Three UNH faculty members have received prestigious National Science Foundation awards to support work that aims to understand turbulent flows, flexible biomolecules and a unique category of honeycomb-shaped materials. John Gibson, assistant professor of mathematics, Yaning Li, assistant professor of mechanical engineering and Harish Vashisth, assistant professor of chemical engineering received the NSF’s Faculty Early Career Development (CAREER) awards. The grants of $500,000 support junior faculty who “exemplify the role of teacher-scholar through outstanding research, excellent education and the integration of education and research within the context of the mission of their organizations,” according to the NSF.
“It’s an honor for UNH to have three assistant professors recognized by the National Science Foundation with these very competitive CAREER awards,” says Jan Nisbet, senior vice provost for research. “I wish them congratulations and best of luck as they advance their research and teaching with this funding."
“These awards are one measure of the fact that UNH is hiring top-flight faculty to teach and conduct research with our students. Metaphorically, UNH punches well above its weight class in this competition,” says Sam Mukasa, dean of the College of Engineering and Physical Science, which is home to all three awardees.
CAREER award recipient John Gibson may be a mathematician, but his work tackles a problem he calls one of the biggest in physics and engineering: turbulence.

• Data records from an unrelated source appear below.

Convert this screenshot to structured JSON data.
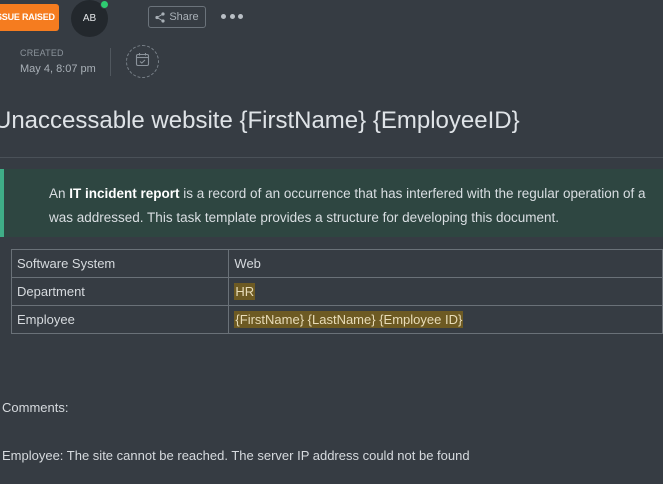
{
  "header": {
    "status_badge": "SSUE RAISED",
    "avatar_initials": "AB",
    "share_label": "Share"
  },
  "meta": {
    "created_label": "CREATED",
    "created_value": "May 4, 8:07 pm"
  },
  "task": {
    "title": "Unaccessable website {FirstName} {EmployeeID}"
  },
  "callout": {
    "prefix": "An ",
    "bold": "IT incident report",
    "line1_rest": " is a record of an occurrence that has interfered with the regular operation of a",
    "line2": "was addressed. This task template provides a structure for developing this document."
  },
  "table": {
    "rows": [
      {
        "key": "Software System",
        "value": "Web"
      },
      {
        "key": "Department",
        "value": "HR"
      },
      {
        "key": "Employee",
        "value": "{FirstName} {LastName} {Employee ID}"
      }
    ]
  },
  "body": {
    "comments_label": "Comments:",
    "employee_comment": "Employee: The site cannot be reached. The server IP address could not be found"
  },
  "colors": {
    "background": "#363c43",
    "status_badge": "#f57c1f",
    "callout_bg": "#2e4641",
    "callout_accent": "#3fae87",
    "highlight": "#6d5a23",
    "presence": "#2ecc71"
  },
  "icons": [
    "share-icon",
    "more-icon",
    "calendar-icon"
  ]
}
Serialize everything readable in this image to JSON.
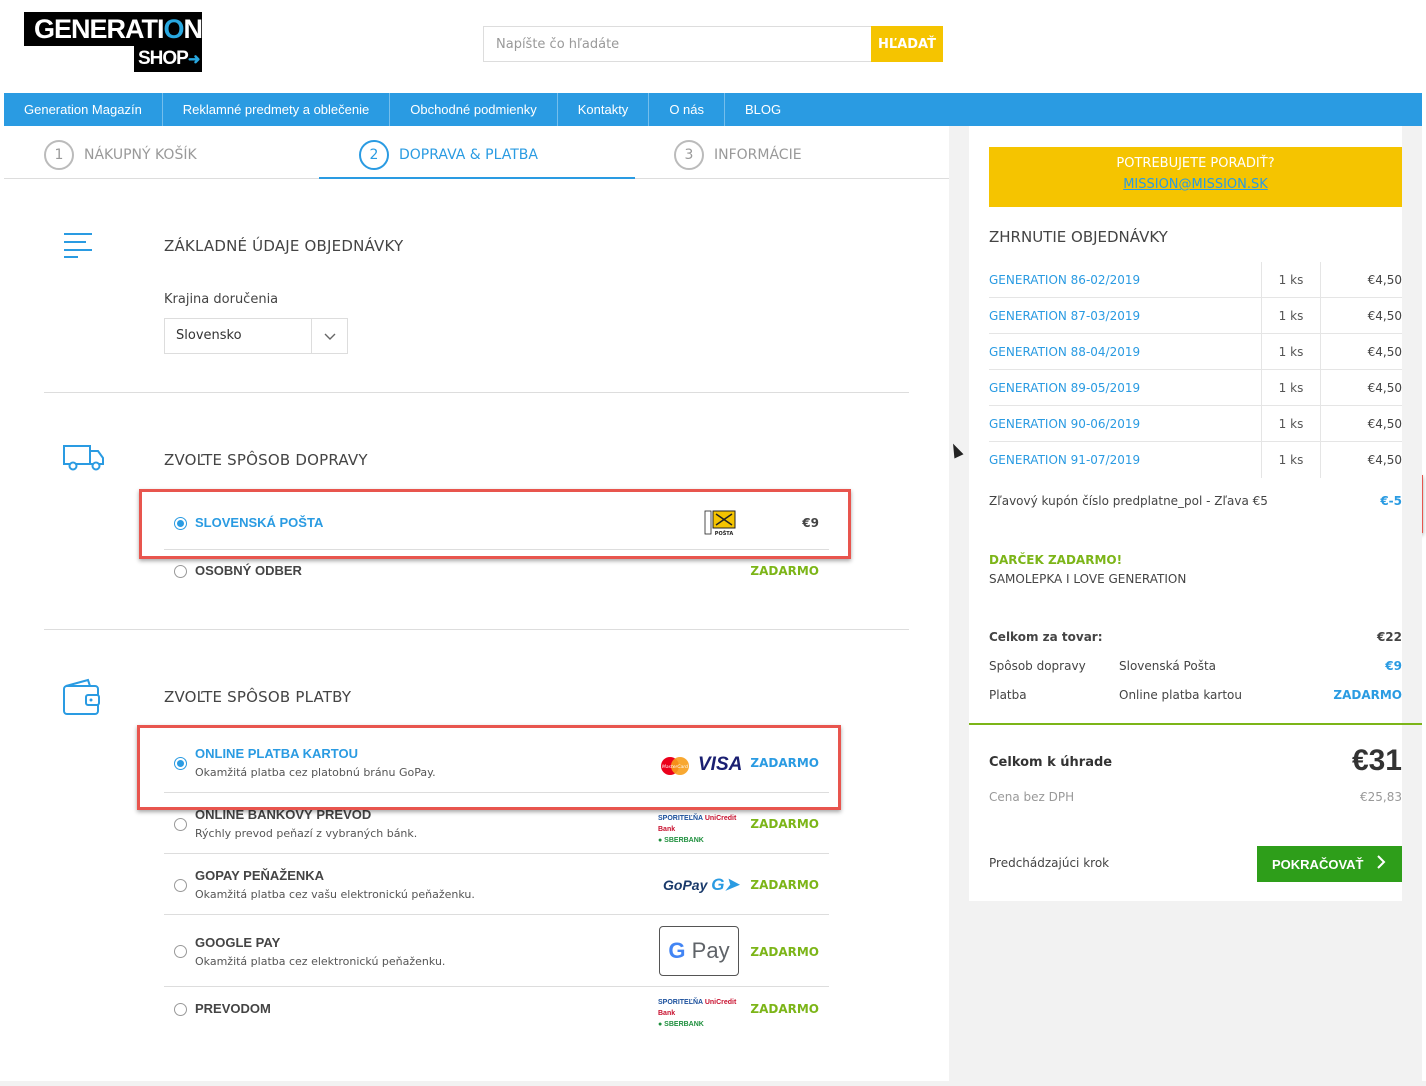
{
  "header": {
    "logo_top": "GENERATI",
    "logo_o": "O",
    "logo_n": "N",
    "logo_bottom": "SHOP",
    "search_placeholder": "Napíšte čo hľadáte",
    "search_button": "HĽADAŤ"
  },
  "nav": [
    "Generation Magazín",
    "Reklamné predmety a oblečenie",
    "Obchodné podmienky",
    "Kontakty",
    "O nás",
    "BLOG"
  ],
  "steps": [
    {
      "num": "1",
      "label": "NÁKUPNÝ KOŠÍK"
    },
    {
      "num": "2",
      "label": "DOPRAVA & PLATBA"
    },
    {
      "num": "3",
      "label": "INFORMÁCIE"
    }
  ],
  "basic": {
    "title": "ZÁKLADNÉ ÚDAJE OBJEDNÁVKY",
    "country_label": "Krajina doručenia",
    "country_value": "Slovensko"
  },
  "shipping": {
    "title": "ZVOĽTE SPÔSOB DOPRAVY",
    "options": [
      {
        "name": "SLOVENSKÁ POŠTA",
        "price": "€9",
        "logo": "Slovenská POŠTA",
        "selected": true
      },
      {
        "name": "OSOBNÝ ODBER",
        "price": "ZADARMO",
        "selected": false
      }
    ]
  },
  "payment": {
    "title": "ZVOĽTE SPÔSOB PLATBY",
    "options": [
      {
        "name": "ONLINE PLATBA KARTOU",
        "desc": "Okamžitá platba cez platobnú bránu GoPay.",
        "price": "ZADARMO",
        "selected": true,
        "logos": [
          "MasterCard",
          "VISA"
        ]
      },
      {
        "name": "ONLINE BANKOVÝ PREVOD",
        "desc": "Rýchly prevod peňazí z vybraných bánk.",
        "price": "ZADARMO",
        "selected": false,
        "logos": [
          "SLOVENSKÁ SPORITEĽŇA",
          "UniCredit Bank",
          "SBERBANK"
        ]
      },
      {
        "name": "GOPAY PEŇAŽENKA",
        "desc": "Okamžitá platba cez vašu elektronickú peňaženku.",
        "price": "ZADARMO",
        "selected": false,
        "logos": [
          "GoPay"
        ]
      },
      {
        "name": "GOOGLE PAY",
        "desc": "Okamžitá platba cez elektronickú peňaženku.",
        "price": "ZADARMO",
        "selected": false,
        "logos": [
          "G Pay"
        ]
      },
      {
        "name": "PREVODOM",
        "desc": "",
        "price": "ZADARMO",
        "selected": false,
        "logos": [
          "SLOVENSKÁ SPORITEĽŇA",
          "UniCredit Bank",
          "SBERBANK"
        ]
      }
    ]
  },
  "sidebar": {
    "help_question": "POTREBUJETE PORADIŤ?",
    "help_email": "MISSION@MISSION.SK",
    "summary_title": "ZHRNUTIE OBJEDNÁVKY",
    "items": [
      {
        "name": "GENERATION 86-02/2019",
        "qty": "1 ks",
        "price": "€4,50"
      },
      {
        "name": "GENERATION 87-03/2019",
        "qty": "1 ks",
        "price": "€4,50"
      },
      {
        "name": "GENERATION 88-04/2019",
        "qty": "1 ks",
        "price": "€4,50"
      },
      {
        "name": "GENERATION 89-05/2019",
        "qty": "1 ks",
        "price": "€4,50"
      },
      {
        "name": "GENERATION 90-06/2019",
        "qty": "1 ks",
        "price": "€4,50"
      },
      {
        "name": "GENERATION 91-07/2019",
        "qty": "1 ks",
        "price": "€4,50"
      }
    ],
    "coupon_label": "Zľavový kupón číslo predplatne_pol - Zľava €5",
    "coupon_value": "€-5",
    "gift_title": "DARČEK ZADARMO!",
    "gift_item": "SAMOLEPKA I LOVE GENERATION",
    "goods_label": "Celkom za tovar:",
    "goods_value": "€22",
    "shipping_label": "Spôsob dopravy",
    "shipping_method": "Slovenská Pošta",
    "shipping_value": "€9",
    "payment_label": "Platba",
    "payment_method": "Online platba kartou",
    "payment_value": "ZADARMO",
    "total_label": "Celkom k úhrade",
    "total_value": "€31",
    "no_vat_label": "Cena bez DPH",
    "no_vat_value": "€25,83",
    "prev_label": "Predchádzajúci krok",
    "continue_label": "POKRAČOVAŤ"
  },
  "colors": {
    "accent": "#2a9be2",
    "yellow": "#f5c400",
    "green": "#7cb518",
    "button_green": "#2e9e1a",
    "highlight": "#e8554e"
  }
}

While the term conjures seatbelt-fastening air travel for most of us, Gibson explains that he’s focused on a type of turbulence akin to pushing water down a pipe. Read more
Yaning Li has made her mark studying the mechanics and applications of structures and patterns that exist all around us, whether we are aware of them or not. Li, assistant professor of mechanical engineering, received a CAREER Award for her work studying the mechanics of materials as well as bio-inspired engineering utilizing new manufacturing technologies such as 3D printing. Read more
Although it could one day lead to advances in drugs that treat HIV, Harish Vashisth’s research is far more likely to use supercomputers than the pipettes or microscopes more commonly associated with biomedical research. Vashisth, an assistant professor of chemical engineering at UNH, received a prestigious CAREER award from the National Science Foundation for molecular simulations of nucleic acids, specifically a particular ribonucleic acid (RNA) element from the HIV genome. Read more